# [Interface dataset entries]
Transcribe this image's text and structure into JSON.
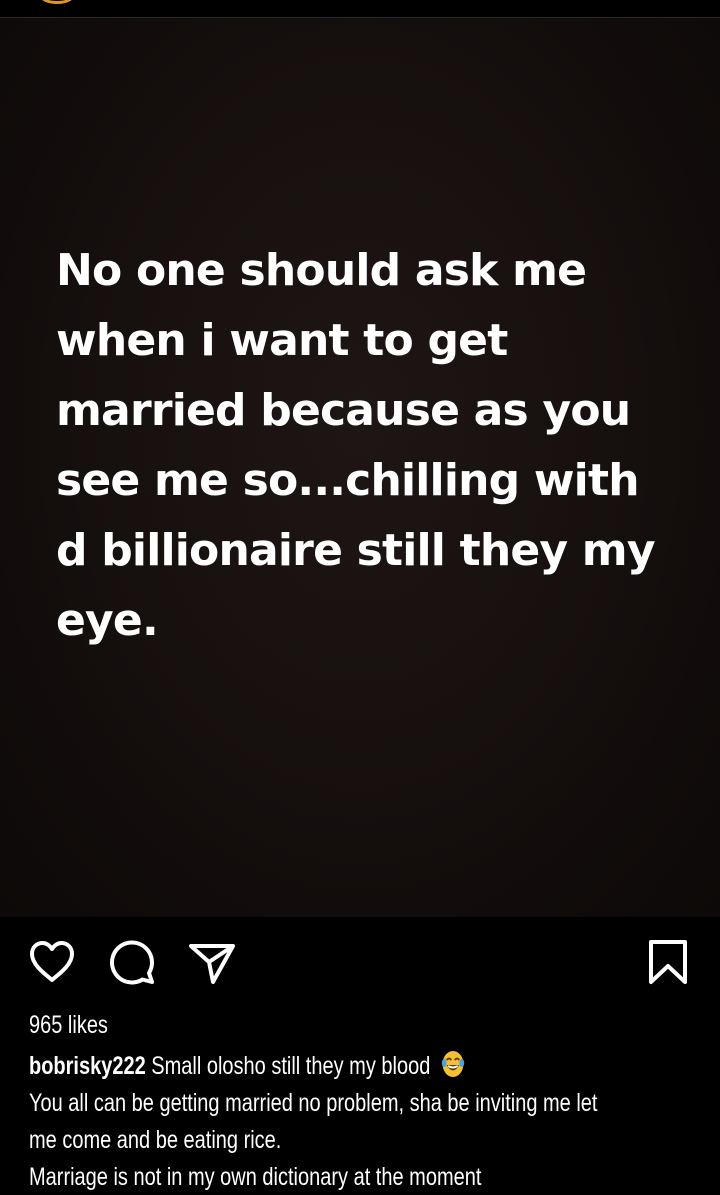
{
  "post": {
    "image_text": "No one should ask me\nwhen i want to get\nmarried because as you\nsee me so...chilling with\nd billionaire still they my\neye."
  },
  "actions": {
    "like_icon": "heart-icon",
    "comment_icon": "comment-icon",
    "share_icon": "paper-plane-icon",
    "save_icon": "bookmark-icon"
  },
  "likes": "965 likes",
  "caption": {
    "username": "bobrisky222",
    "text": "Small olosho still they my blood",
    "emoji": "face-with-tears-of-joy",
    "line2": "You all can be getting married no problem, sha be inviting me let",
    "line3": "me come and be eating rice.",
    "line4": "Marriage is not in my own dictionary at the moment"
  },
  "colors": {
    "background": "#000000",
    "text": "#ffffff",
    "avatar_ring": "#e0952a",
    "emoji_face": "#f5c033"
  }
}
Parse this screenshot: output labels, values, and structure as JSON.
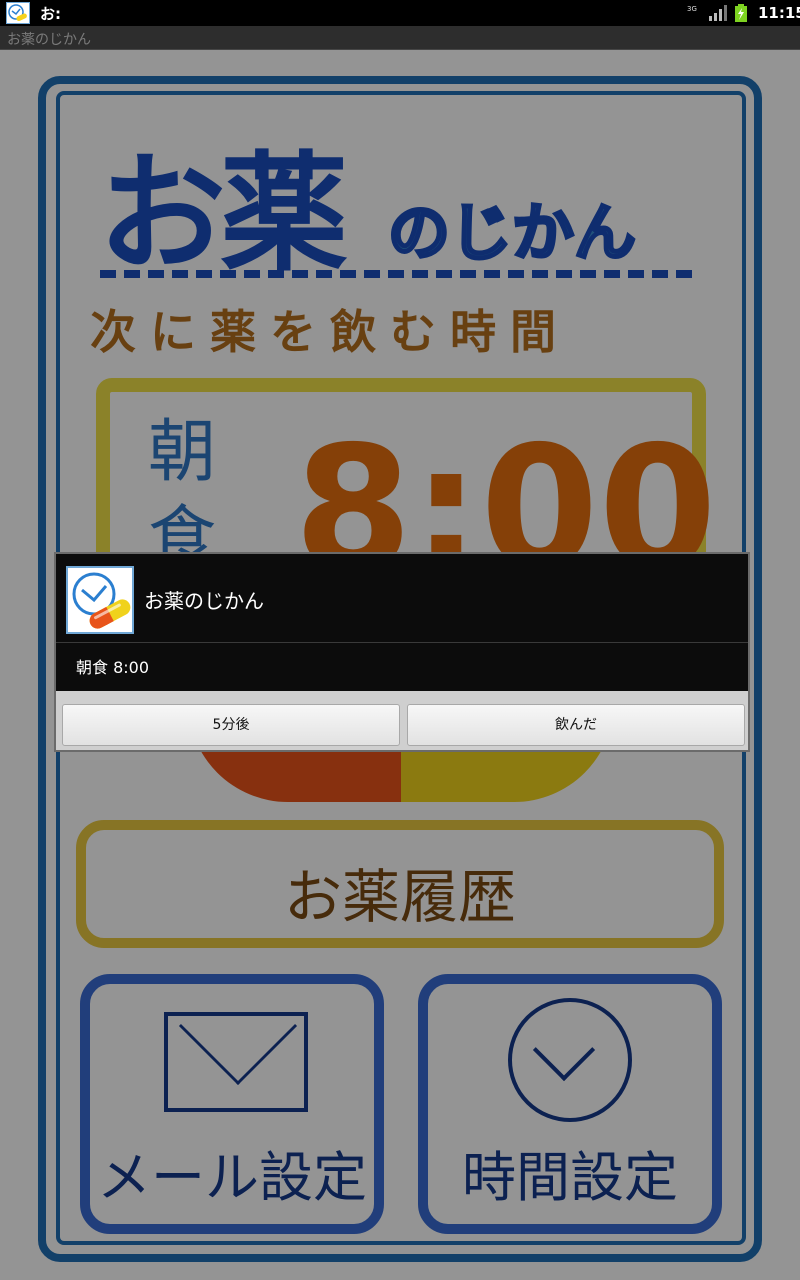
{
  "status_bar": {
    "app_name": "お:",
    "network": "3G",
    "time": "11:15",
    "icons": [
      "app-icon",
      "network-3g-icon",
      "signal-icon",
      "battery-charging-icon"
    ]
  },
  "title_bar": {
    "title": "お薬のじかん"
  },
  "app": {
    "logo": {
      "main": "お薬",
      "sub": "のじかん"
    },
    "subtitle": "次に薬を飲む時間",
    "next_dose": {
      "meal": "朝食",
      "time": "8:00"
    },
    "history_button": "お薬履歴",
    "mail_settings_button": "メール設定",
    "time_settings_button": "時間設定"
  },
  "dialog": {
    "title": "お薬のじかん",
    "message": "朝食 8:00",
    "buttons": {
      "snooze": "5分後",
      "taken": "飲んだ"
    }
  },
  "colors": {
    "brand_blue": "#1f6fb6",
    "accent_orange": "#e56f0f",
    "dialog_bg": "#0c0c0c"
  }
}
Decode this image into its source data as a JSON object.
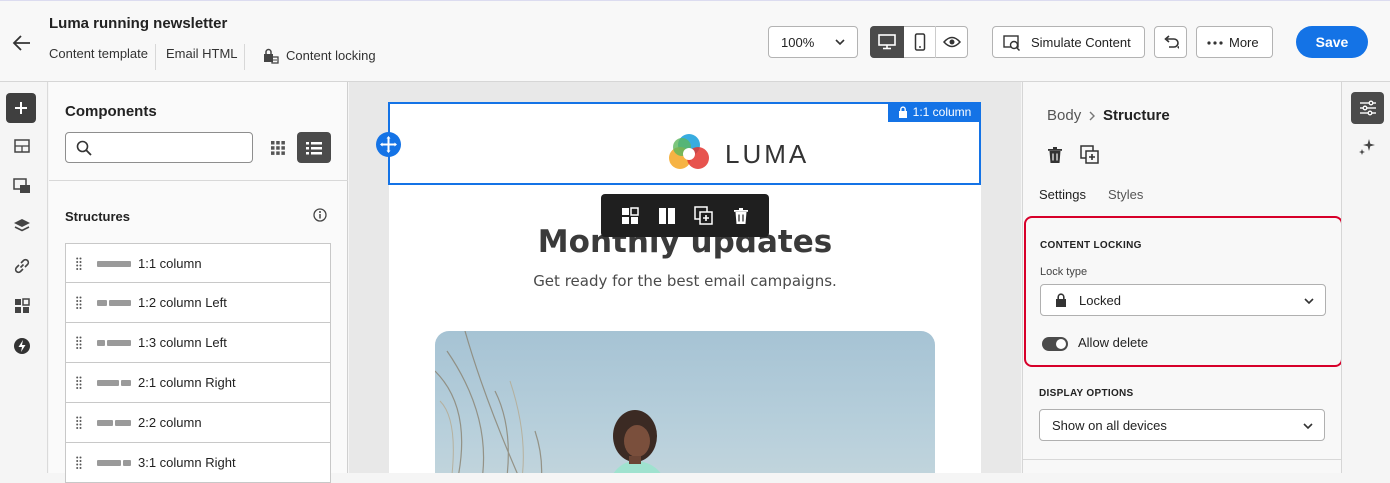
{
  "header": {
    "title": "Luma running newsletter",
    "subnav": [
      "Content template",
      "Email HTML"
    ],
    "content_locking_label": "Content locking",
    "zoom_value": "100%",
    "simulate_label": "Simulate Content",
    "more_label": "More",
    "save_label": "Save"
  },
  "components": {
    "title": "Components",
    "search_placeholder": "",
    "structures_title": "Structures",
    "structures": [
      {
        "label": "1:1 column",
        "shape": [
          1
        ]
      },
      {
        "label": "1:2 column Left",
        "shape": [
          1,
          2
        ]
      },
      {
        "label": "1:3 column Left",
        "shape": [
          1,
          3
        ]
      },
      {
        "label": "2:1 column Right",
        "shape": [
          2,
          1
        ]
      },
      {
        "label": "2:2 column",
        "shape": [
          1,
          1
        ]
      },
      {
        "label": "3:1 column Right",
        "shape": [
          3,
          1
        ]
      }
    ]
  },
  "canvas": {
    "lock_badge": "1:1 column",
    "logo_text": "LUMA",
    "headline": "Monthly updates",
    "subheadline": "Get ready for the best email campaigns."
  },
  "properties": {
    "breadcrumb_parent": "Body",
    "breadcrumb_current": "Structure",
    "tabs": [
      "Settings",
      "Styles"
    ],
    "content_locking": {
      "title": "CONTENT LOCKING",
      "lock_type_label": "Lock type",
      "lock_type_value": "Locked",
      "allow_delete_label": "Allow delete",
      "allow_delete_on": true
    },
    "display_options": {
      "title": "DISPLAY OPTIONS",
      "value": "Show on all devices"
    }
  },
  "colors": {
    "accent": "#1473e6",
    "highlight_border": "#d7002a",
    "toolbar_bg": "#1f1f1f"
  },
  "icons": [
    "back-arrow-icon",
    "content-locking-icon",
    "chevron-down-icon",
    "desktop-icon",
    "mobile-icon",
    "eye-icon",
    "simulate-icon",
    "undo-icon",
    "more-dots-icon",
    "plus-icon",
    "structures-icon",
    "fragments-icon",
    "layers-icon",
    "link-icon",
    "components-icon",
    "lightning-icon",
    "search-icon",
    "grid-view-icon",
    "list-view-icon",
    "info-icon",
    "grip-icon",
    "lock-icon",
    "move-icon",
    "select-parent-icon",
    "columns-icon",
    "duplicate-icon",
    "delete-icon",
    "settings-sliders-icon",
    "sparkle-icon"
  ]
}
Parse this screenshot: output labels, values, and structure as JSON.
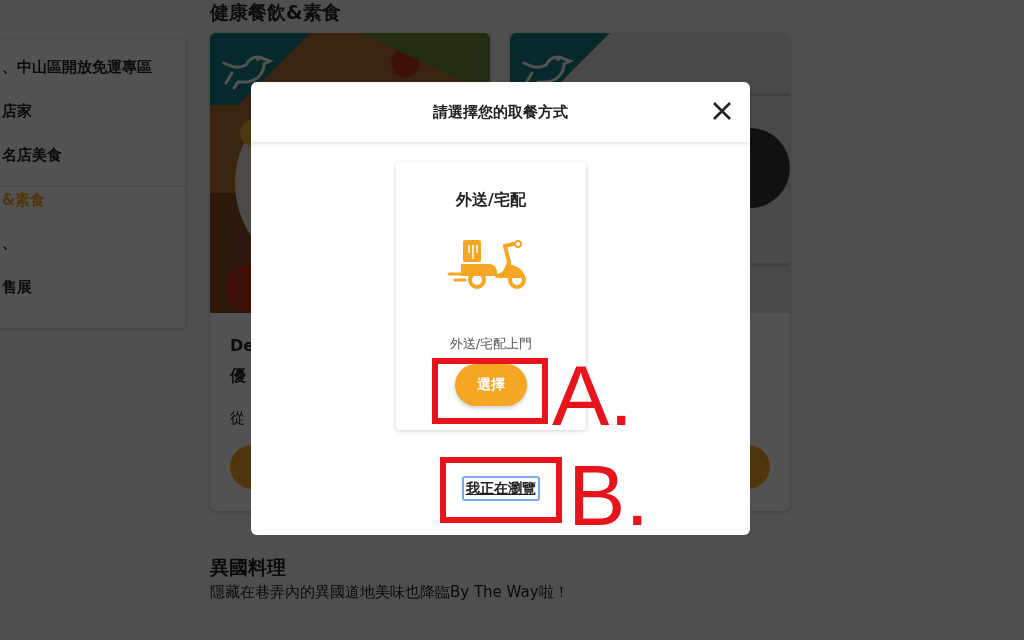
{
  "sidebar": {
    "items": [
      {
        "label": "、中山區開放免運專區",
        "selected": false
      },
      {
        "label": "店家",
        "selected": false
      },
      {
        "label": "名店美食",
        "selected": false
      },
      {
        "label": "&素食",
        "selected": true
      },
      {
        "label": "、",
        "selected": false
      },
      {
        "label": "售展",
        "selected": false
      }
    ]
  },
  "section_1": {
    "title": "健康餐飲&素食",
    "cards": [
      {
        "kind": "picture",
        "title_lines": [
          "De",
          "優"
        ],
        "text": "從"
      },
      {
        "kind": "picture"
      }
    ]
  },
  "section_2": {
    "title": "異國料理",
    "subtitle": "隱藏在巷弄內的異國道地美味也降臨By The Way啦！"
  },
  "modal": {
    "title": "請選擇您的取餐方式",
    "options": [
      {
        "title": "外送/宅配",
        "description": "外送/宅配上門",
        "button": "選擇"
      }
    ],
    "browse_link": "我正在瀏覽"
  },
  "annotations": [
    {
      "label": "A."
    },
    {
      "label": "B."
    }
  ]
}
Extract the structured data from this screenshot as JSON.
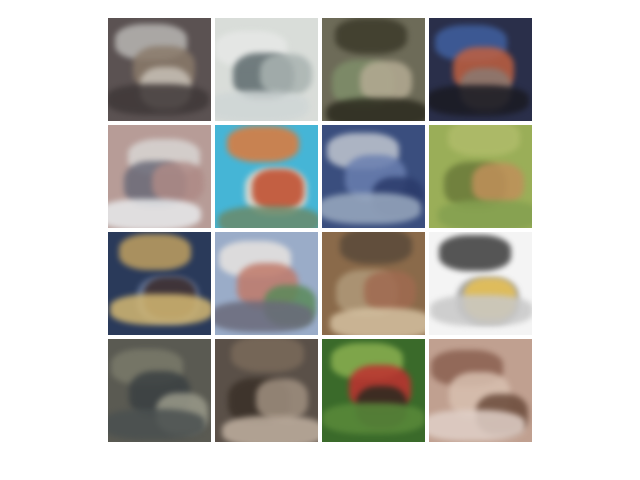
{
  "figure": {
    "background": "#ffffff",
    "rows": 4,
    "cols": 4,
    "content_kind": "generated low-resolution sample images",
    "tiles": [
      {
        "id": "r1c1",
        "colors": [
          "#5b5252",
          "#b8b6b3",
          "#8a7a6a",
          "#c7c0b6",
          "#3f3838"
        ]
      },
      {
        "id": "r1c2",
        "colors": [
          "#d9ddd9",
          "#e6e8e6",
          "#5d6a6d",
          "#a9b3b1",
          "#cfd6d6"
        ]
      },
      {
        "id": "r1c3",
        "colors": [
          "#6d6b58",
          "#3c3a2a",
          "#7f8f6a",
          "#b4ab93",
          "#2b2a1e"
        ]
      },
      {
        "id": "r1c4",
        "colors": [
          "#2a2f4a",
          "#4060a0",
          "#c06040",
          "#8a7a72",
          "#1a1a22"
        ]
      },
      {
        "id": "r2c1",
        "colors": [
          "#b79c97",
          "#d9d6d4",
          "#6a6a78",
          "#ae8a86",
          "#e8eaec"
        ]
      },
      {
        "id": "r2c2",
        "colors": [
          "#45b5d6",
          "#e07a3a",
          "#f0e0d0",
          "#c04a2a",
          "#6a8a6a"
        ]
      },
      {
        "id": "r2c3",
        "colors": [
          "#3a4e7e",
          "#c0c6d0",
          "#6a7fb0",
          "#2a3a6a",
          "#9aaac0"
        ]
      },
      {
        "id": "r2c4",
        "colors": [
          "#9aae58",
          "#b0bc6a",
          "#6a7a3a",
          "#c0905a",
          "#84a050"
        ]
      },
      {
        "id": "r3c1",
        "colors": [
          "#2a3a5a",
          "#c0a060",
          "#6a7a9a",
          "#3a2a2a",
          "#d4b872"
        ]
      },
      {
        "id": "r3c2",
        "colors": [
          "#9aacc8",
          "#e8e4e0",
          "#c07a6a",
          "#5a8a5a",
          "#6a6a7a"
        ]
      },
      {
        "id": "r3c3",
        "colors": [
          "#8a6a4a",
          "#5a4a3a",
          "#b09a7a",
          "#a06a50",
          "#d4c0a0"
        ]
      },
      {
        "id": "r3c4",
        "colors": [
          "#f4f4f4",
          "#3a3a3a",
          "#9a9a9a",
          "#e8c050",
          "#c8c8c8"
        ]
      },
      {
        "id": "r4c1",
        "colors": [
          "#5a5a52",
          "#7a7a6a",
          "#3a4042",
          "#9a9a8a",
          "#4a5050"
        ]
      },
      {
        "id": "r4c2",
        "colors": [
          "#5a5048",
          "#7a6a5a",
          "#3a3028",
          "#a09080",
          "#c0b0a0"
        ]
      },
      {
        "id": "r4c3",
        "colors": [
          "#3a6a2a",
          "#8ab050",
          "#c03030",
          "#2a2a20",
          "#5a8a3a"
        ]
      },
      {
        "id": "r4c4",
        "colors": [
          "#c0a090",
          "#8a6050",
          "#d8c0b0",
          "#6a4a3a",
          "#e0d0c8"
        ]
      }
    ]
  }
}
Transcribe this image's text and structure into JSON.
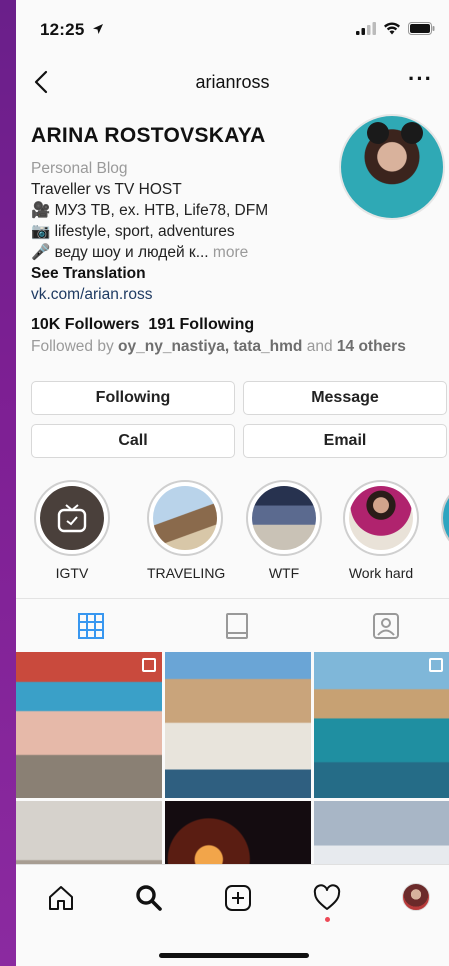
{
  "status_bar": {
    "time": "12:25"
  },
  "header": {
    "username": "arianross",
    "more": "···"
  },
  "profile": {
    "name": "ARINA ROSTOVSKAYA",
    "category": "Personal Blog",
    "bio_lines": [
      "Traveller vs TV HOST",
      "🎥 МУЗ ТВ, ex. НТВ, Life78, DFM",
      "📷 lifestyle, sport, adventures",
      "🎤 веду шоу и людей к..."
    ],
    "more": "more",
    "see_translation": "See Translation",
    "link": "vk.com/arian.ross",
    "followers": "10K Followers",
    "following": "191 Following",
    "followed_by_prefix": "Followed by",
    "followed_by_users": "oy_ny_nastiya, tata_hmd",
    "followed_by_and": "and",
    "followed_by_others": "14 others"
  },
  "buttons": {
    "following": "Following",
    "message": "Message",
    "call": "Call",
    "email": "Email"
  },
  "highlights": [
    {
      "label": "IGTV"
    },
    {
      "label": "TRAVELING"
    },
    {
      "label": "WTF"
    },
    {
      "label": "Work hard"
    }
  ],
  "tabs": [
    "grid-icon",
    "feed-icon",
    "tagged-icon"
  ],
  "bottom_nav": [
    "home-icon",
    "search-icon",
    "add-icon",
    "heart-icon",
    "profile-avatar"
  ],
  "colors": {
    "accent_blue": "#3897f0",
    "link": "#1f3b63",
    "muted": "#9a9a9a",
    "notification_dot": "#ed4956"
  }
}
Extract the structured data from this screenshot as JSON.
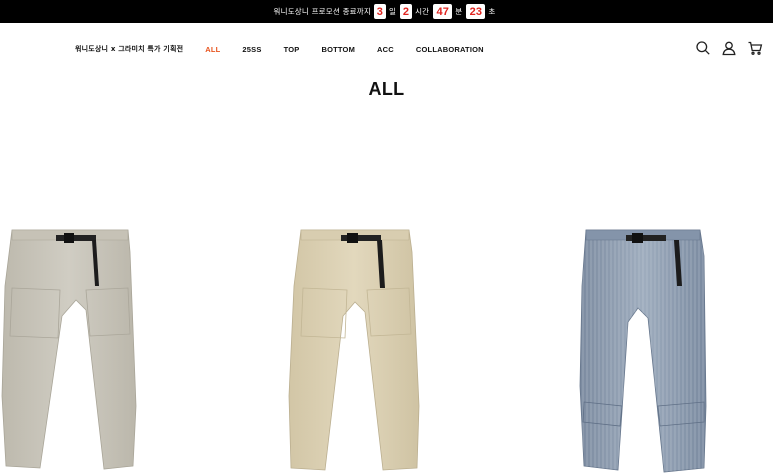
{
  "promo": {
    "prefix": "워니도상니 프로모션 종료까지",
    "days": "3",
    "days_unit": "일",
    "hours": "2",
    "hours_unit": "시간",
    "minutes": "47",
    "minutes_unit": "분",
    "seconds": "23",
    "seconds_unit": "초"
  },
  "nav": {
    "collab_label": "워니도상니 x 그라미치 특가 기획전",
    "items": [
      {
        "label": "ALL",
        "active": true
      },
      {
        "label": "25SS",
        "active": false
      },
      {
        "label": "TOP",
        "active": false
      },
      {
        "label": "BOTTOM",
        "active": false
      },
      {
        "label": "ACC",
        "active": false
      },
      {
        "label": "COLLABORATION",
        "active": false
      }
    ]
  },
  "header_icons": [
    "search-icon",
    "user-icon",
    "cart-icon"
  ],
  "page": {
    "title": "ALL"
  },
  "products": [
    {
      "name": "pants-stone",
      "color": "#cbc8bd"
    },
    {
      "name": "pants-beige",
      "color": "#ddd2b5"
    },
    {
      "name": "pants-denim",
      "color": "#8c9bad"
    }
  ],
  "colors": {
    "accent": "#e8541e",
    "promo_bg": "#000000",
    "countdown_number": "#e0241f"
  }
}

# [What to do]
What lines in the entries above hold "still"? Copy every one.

# [Problem solution]
    "image_text": "No one should ask me\nwhen i want to get\nmarried because as you\nsee me so...chilling with\nd billionaire still they my\neye."
    "text": "Small olosho still they my blood",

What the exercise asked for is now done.